Economists have seen it coming. On a total risk score of 67.2 out of 100, Japan has shed more than 10 points in Euromoney’s country risk survey since 2010, and is now lying 28th out of 186 countries in the global rankings, trailing most of its G7 peers.
That puts Japan in the lower half of tier two, one of five groups equivalent to an A- to AA rating, and less than two points higher than Oman and Poland, both commanding A- ratings.
The rating agencies disagree, but even Japan’s downgrade from Fitch (to A) might appear generous if its score decline continues:
Turn for the worse

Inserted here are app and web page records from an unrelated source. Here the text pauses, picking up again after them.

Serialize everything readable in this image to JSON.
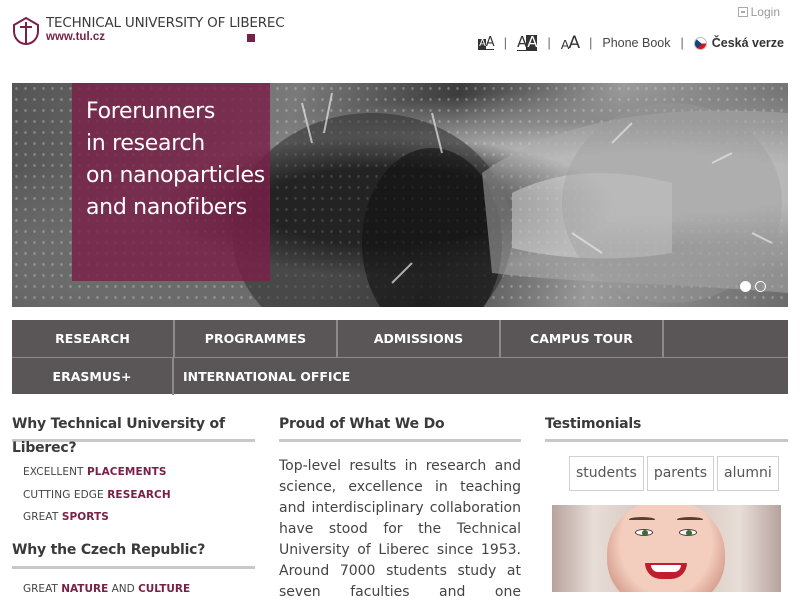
{
  "header": {
    "logo_name": "TECHNICAL UNIVERSITY OF LIBEREC",
    "logo_url": "www.tul.cz",
    "login": "Login",
    "font_sizes": [
      "A",
      "A",
      "A"
    ],
    "phone_book": "Phone Book",
    "language": "Česká verze",
    "accent_color": "#7a2048"
  },
  "hero": {
    "lines": [
      "Forerunners",
      "in research",
      "on nanoparticles",
      "and nanofibers"
    ],
    "slides_total": 2,
    "slide_active": 1
  },
  "nav": {
    "row1": [
      "RESEARCH",
      "PROGRAMMES",
      "ADMISSIONS",
      "CAMPUS TOUR"
    ],
    "row2": [
      "ERASMUS+",
      "INTERNATIONAL OFFICE"
    ]
  },
  "why": {
    "title": "Why Technical University of Liberec?",
    "title_line1": "Why Technical University of",
    "title_line2": "Liberec?",
    "items": [
      {
        "pre": "EXCELLENT",
        "key": "PLACEMENTS"
      },
      {
        "pre": "CUTTING EDGE",
        "key": "RESEARCH"
      },
      {
        "pre": "GREAT",
        "key": "SPORTS"
      }
    ]
  },
  "czech": {
    "title": "Why the Czech Republic?",
    "item1_pre": "GREAT",
    "item1_key1": "NATURE",
    "item1_mid": "AND",
    "item1_key2": "CULTURE"
  },
  "proud": {
    "title": "Proud of What We Do",
    "text": "Top-level results in research and science, excellence in teaching and interdisciplinary collaboration have stood for the Technical University of Liberec since 1953. Around 7000 students study at seven faculties and one specialized institute."
  },
  "testimonials": {
    "title": "Testimonials",
    "tabs": [
      "students",
      "parents",
      "alumni"
    ]
  }
}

The second-quarter economic contraction was disappointing, with exports to Asia and the US struggling, despite monetary policy expansion extending the yen’s depreciation.
Private consumption – accounting for 60% of GDP – shrank by 0.8% from the first quarter, which the government had hoped to avoid by delaying another rise in consumption tax from 8% to 10% until April 2017.
Deflation is moreover threatening to re-emerge as commodity prices flounder. The consumer price index rose by just 0.2% year-on-year in July, delaying the Bank of Japan’s 2% objective.
Writing in July, before the Q2 national accounts were released, Ieisha Montgomery, an associate international economist with The Northern Trust Company, noted the successes of Abenomics, but also warned against hubris.
“Major reforms, including implementing the second phase of the tax hike, will be needed to achieve a primary budget surplus by 2020,” wrote Montgomery. “Currently, the government is leaning too heavily on projected growth to tackle the country’s debt issue.”
Speaking to Euromoney since, Montgomery believes the Q2 growth figure does not spell doom for the Japanese economy, not least because corporate investment intentions are solid, and the increase to the minimum wage later in the year should provide a boost to consumer spending.
Still, the China effect is casting a huge shadow, she warns, noting: “Net exports could continue to be a drag [on economic growth] as the slowdown in China counterbalances the benefits gained from the weaker yen.”
This article was originally published by ECR. To find out more, register for a free trial at Euromoney Country Risk.